    • The owner of the building where Chase Bank is going to locate DID NOT go before the neighborhood for Goody Glover or Peets. Not sure what the zoning is for that location but they have gotten away with going around neighborhood groups twice.

    • Neighborhood groups are advisory only. They offer no legal standing, and are therefore not required in any approval process.

  1. It’s what we deserve after nimbying literally every decent proposal. Now just add Duane Reade in the Bread & Butter vacancy.

  2. So much for the welcome gates to the North End. No use trying to fight it out because it does no good. So, does citizen ATM stay at the right — on Hanover Street side? And Chase is at the left — on Salem Street side. U G L Y

  3. I think the residents of this neighborhood need a class on private property laws.

    Just because you don’t think a bank should be there you cannot stop it. Not NEWRA and not the city. It’s just not legal to stop it.

    The neighborhood was able to stop Starbucks due to a zoning law centered around food take out. Only reason why the city was able to stop it.

  4. We could care less about the laws at this point. Cross Street has been an issue, and after all the talk, we end up with banks……’bookends’ on the valuable Cross Street property……and that space calls for something more authentic for the North End.

  5. Even though it may be perfectly legal for a new bank branch to open here on Cross Street, this space should be filled by something more authentic to the neighborhood. Another chain business here is just not going to make this space and the North End any better. A bank here will not enliven this space after dark or Saturday afternoons and Sundays. The last thing we need in the neighborhood is another bank. I hope that Chase Bank will withdraw its proposal for this space.

    • Adam: Well, you said it all. Authentic is what we need, as I wrote. You also brought up safety issues which I failed to do and they are important for that area.

  6. so frustrating that a Chase bank is now coming after NEWRA turned down the Citizens proposal. Wouldn’t we prefer to have at least a New England bank in the North End??

  7. People the rent here is $10,000 per month. You are not going to get an Italian mom and pop store selling homemade statues. Ain’t happening. Not how it works. You live in a fairy tale if you believe that.

  8. Why don’t the people who are always complaining about what should go into that space get together, pool their $$$$ and create a more authentic business to operate there.
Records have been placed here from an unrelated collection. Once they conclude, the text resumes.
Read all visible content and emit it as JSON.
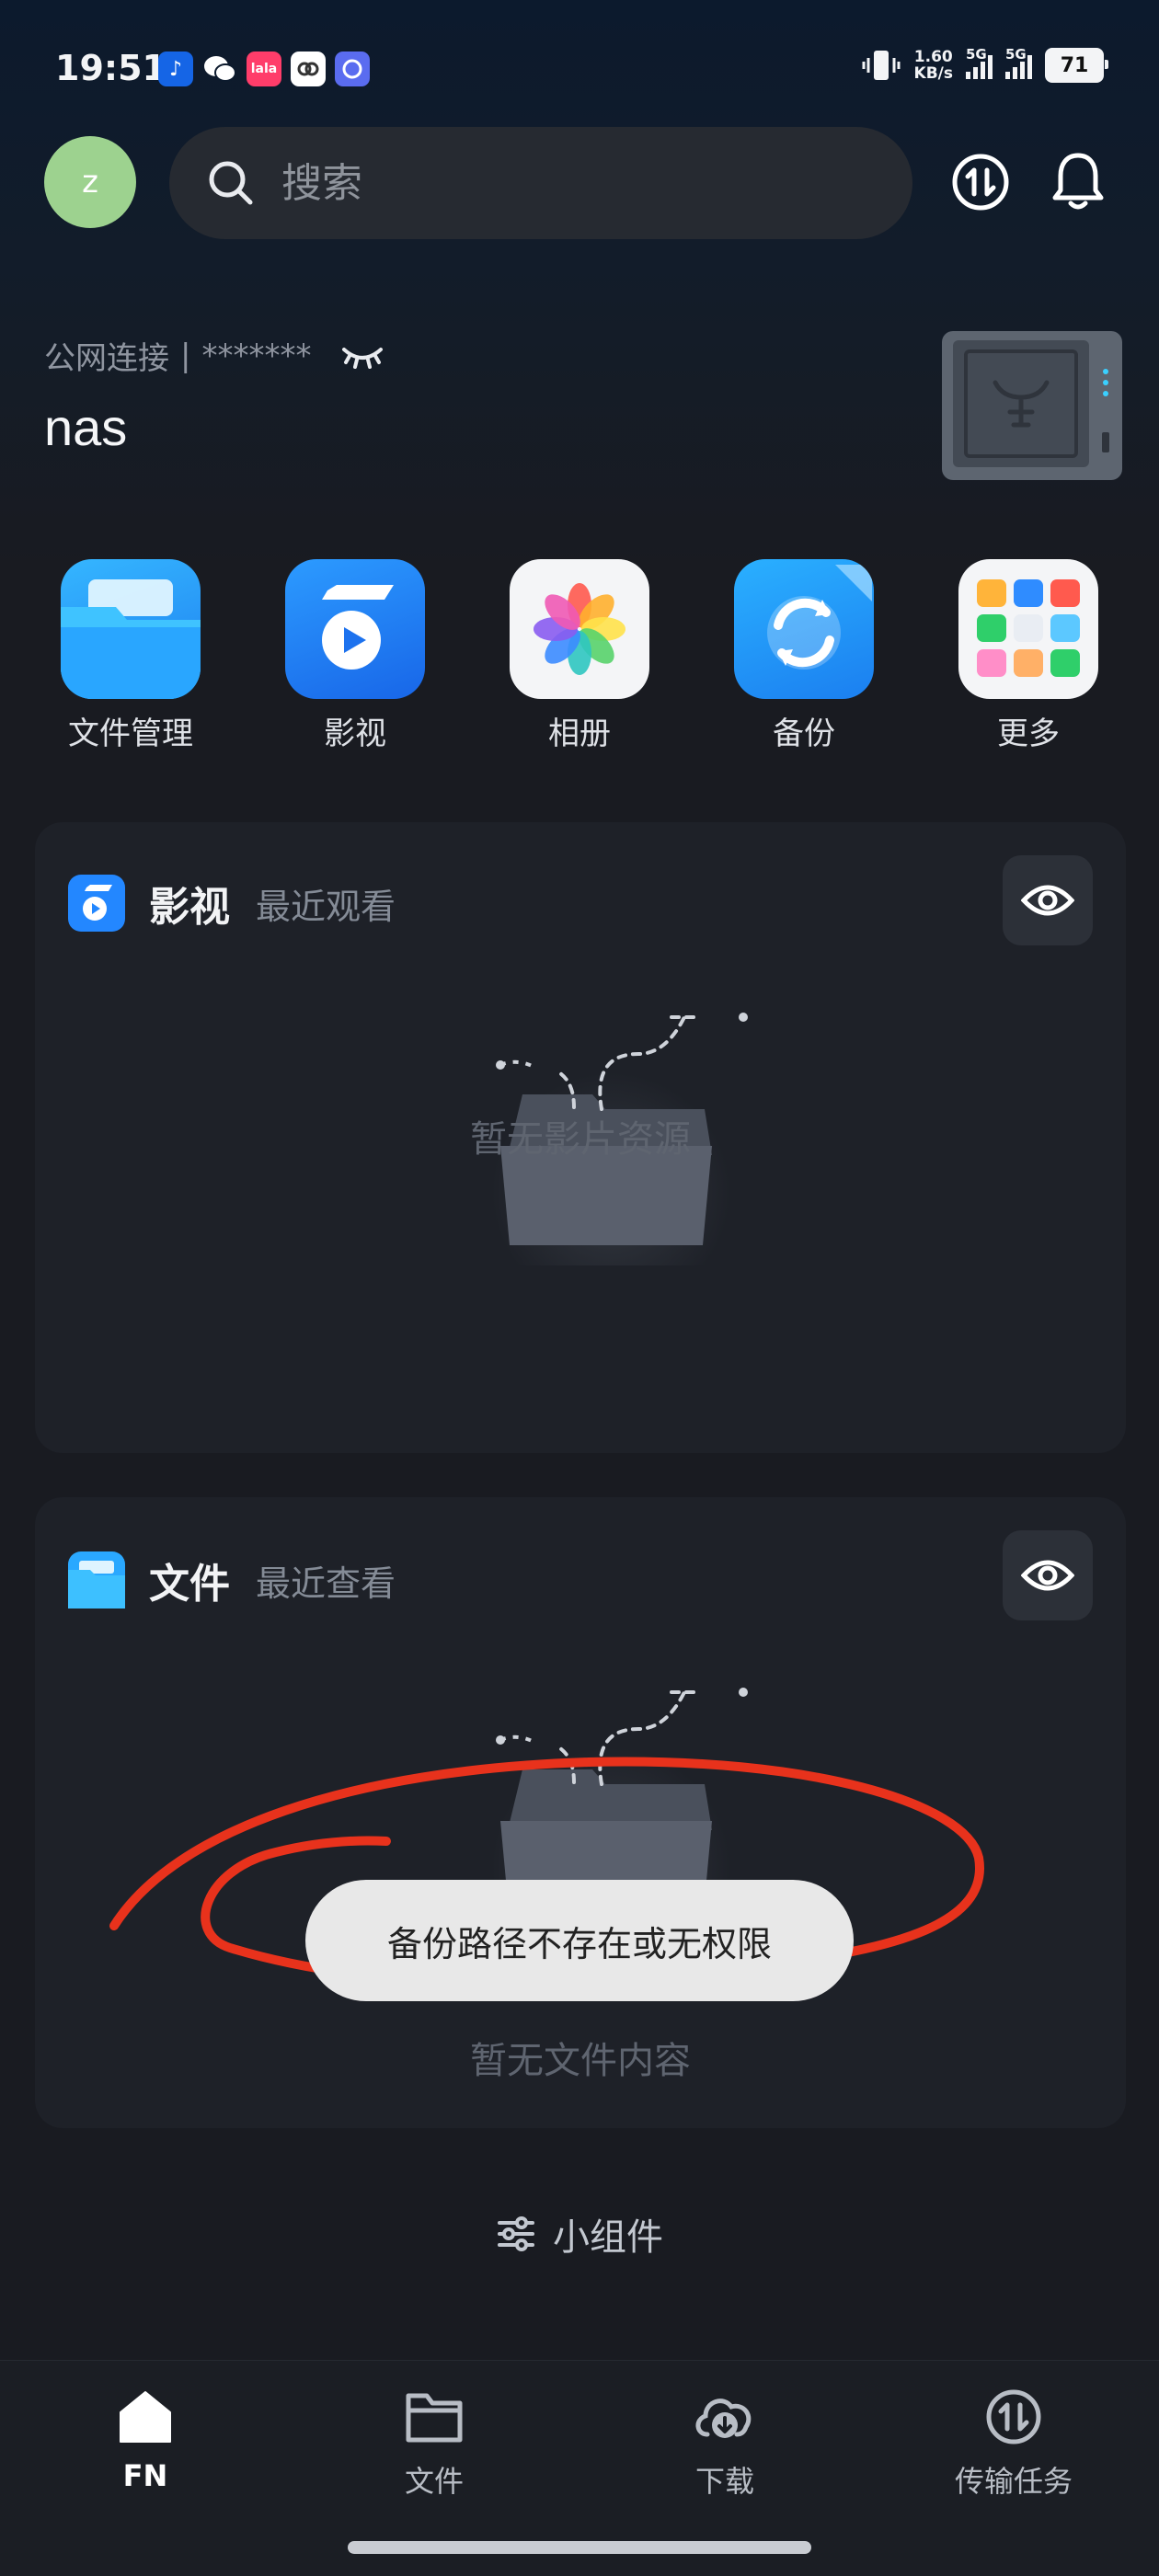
{
  "status_bar": {
    "time": "19:51",
    "net_speed_value": "1.60",
    "net_speed_unit": "KB/s",
    "signal1": "5G",
    "signal2": "5G",
    "battery": "71",
    "notif_icons": [
      "music-app-icon",
      "wechat-icon",
      "lala-app-icon",
      "link-app-icon",
      "browser-app-icon"
    ]
  },
  "header": {
    "avatar_letter": "z",
    "search_placeholder": "搜索"
  },
  "nas": {
    "connection": "公网连接",
    "separator": "|",
    "masked": "*******",
    "name": "nas"
  },
  "apps": [
    {
      "label": "文件管理",
      "icon": "file-manager-icon"
    },
    {
      "label": "影视",
      "icon": "video-icon"
    },
    {
      "label": "相册",
      "icon": "photos-icon"
    },
    {
      "label": "备份",
      "icon": "backup-icon"
    },
    {
      "label": "更多",
      "icon": "more-apps-icon"
    }
  ],
  "video_card": {
    "title": "影视",
    "subtitle": "最近观看",
    "empty_text": "暂无影片资源"
  },
  "file_card": {
    "title": "文件",
    "subtitle": "最近查看",
    "empty_text": "暂无文件内容"
  },
  "toast": {
    "message": "备份路径不存在或无权限"
  },
  "widgets_label": "小组件",
  "bottom_nav": [
    {
      "label": "FN",
      "icon": "home-icon",
      "active": true
    },
    {
      "label": "文件",
      "icon": "folder-icon",
      "active": false
    },
    {
      "label": "下载",
      "icon": "download-icon",
      "active": false
    },
    {
      "label": "传输任务",
      "icon": "transfer-icon",
      "active": false
    }
  ],
  "colors": {
    "background": "#191b21",
    "card": "#1e2128",
    "accent_blue": "#2f8cff",
    "annotation_red": "#e8321c",
    "toast_bg": "#e8e8e8"
  }
}
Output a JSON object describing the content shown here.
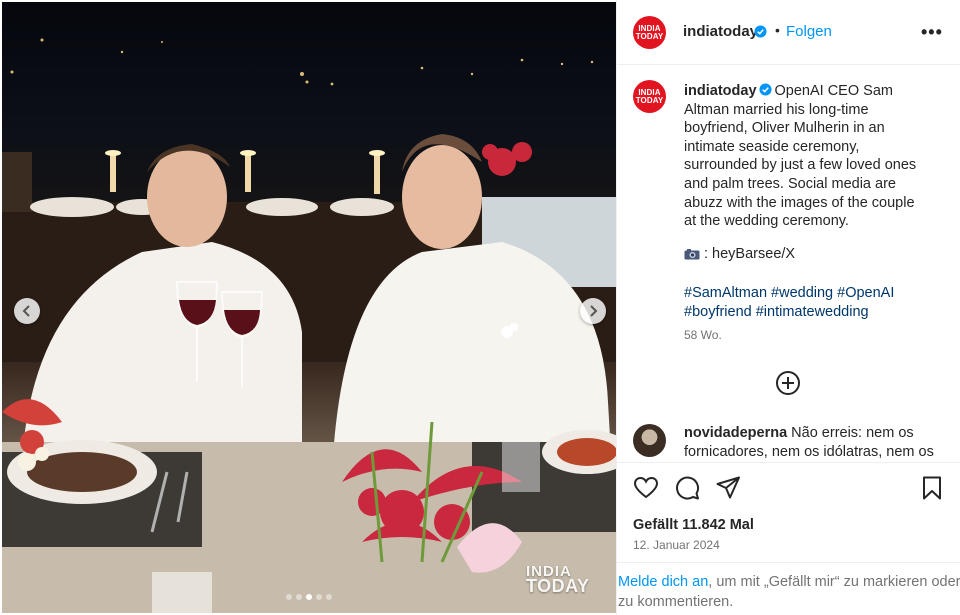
{
  "post": {
    "username": "indiatoday",
    "verified": true,
    "follow_label": "Folgen",
    "separator": "•",
    "more_label": "•••",
    "avatar_logo": {
      "line1": "INDIA",
      "line2": "TODAY",
      "color": "#e2141f"
    },
    "caption_text": "OpenAI CEO Sam Altman married his long-time boyfriend, Oliver Mulherin in an intimate seaside ceremony, surrounded by just a few loved ones and palm trees. Social media are abuzz with the images of the couple at the wedding ceremony.",
    "credit_icon": "camera-emoji",
    "credit_text": ": heyBarsee/X",
    "hashtags": "#SamAltman #wedding #OpenAI #boyfriend #intimatewedding",
    "age": "58 Wo.",
    "load_more_icon": "plus-circle-icon"
  },
  "comment": {
    "username": "novidadeperna",
    "text": "Não erreis: nem os fornicadores, nem os idólatras, nem os"
  },
  "actions": {
    "icons": [
      "heart-icon",
      "comment-icon",
      "share-icon",
      "bookmark-icon"
    ],
    "likes_text": "Gefällt 11.842 Mal",
    "date_text": "12. Januar 2024"
  },
  "login_prompt": {
    "link_text": "Melde dich an",
    "rest_text": ", um mit „Gefällt mir“ zu markieren oder zu kommentieren."
  },
  "media": {
    "carousel_total": 5,
    "carousel_active_index": 2,
    "watermark_line1": "INDIA",
    "watermark_line2": "TODAY",
    "prev_icon": "chevron-left-icon",
    "next_icon": "chevron-right-icon"
  },
  "colors": {
    "link_blue": "#0095f6",
    "hashtag_blue": "#00376b",
    "text": "#262626",
    "muted": "#737373",
    "verified_blue": "#0095f6"
  }
}
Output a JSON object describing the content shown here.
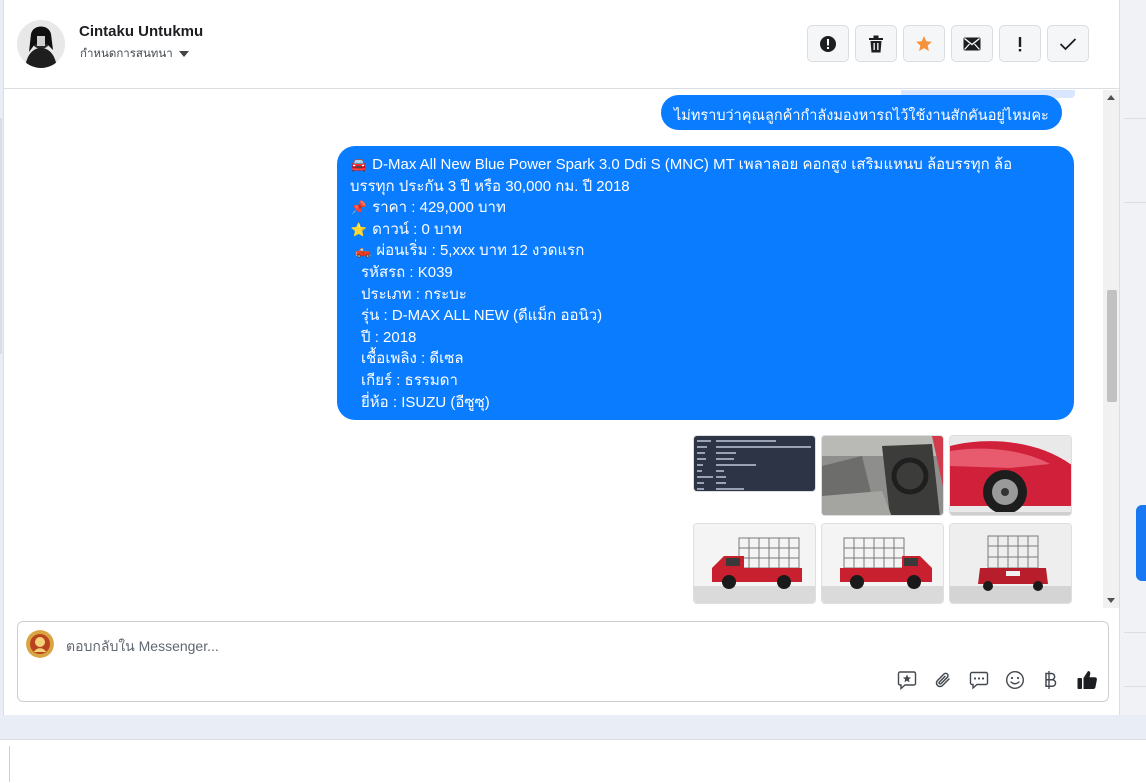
{
  "header": {
    "contact_name": "Cintaku Untukmu",
    "assign_label": "กำหนดการสนทนา",
    "actions": [
      {
        "name": "report-icon"
      },
      {
        "name": "trash-icon"
      },
      {
        "name": "star-icon",
        "color": "#f7923b"
      },
      {
        "name": "mail-icon"
      },
      {
        "name": "important-icon"
      },
      {
        "name": "check-icon"
      }
    ]
  },
  "chat": {
    "question": "ไม่ทราบว่าคุณลูกค้ากำลังมองหารถไว้ใช้งานสักคันอยู่ไหมคะ",
    "listing": {
      "title_line1": "D-Max All New Blue Power Spark 3.0 Ddi S (MNC) MT เพลาลอย คอกสูง เสริมแหนบ ล้อบรรทุก ล้อ",
      "title_line2": "บรรทุก ประกัน 3 ปี หรือ 30,000 กม. ปี 2018",
      "price": "ราคา : 429,000 บาท",
      "down": "ดาวน์ : 0 บาท",
      "installment": "ผ่อนเริ่ม : 5,xxx บาท 12 งวดแรก",
      "code": "รหัสรถ : K039",
      "type": "ประเภท : กระบะ",
      "model": "รุ่น : D-MAX ALL NEW (ดีแม็ก ออนิว)",
      "year": "ปี : 2018",
      "fuel": "เชื้อเพลิง : ดีเซล",
      "gear": "เกียร์ : ธรรมดา",
      "brand": "ยี่ห้อ : ISUZU (อีซูซุ)"
    },
    "photos": [
      "spec-sheet",
      "car-interior",
      "front-wheel",
      "truck-side-left",
      "truck-side-right",
      "truck-rear"
    ]
  },
  "composer": {
    "placeholder": "ตอบกลับใน Messenger...",
    "tools": [
      "saved-reply-icon",
      "attachment-icon",
      "chat-bubble-icon",
      "emoji-icon",
      "baht-icon",
      "like-icon"
    ]
  },
  "colors": {
    "bubble": "#0a7cff",
    "accent": "#1877f2",
    "star": "#f7923b"
  }
}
    • Mikey is right. This is what happens when North End properties are sold to outside investors who only care about squeezing out the last possible rental dollar from their buildings by leasing to the highest bidder. All you will get is more chain stores, banks, and high end restaurants with overpriced cocktails and wine menus.

  9. Well, I believe it’s called a free market system. Some other Mom & Pop sold that property at market value to a commercial entity and that Mom & Pop are probably living comfortably somewhere else. Some new Mom & Pop could have easily been the ones who bought it and could have opened something everyone thought was suitable for The Gateway to the North End. But the free market has made that scenario increasingly unlikely.

Comments are closed.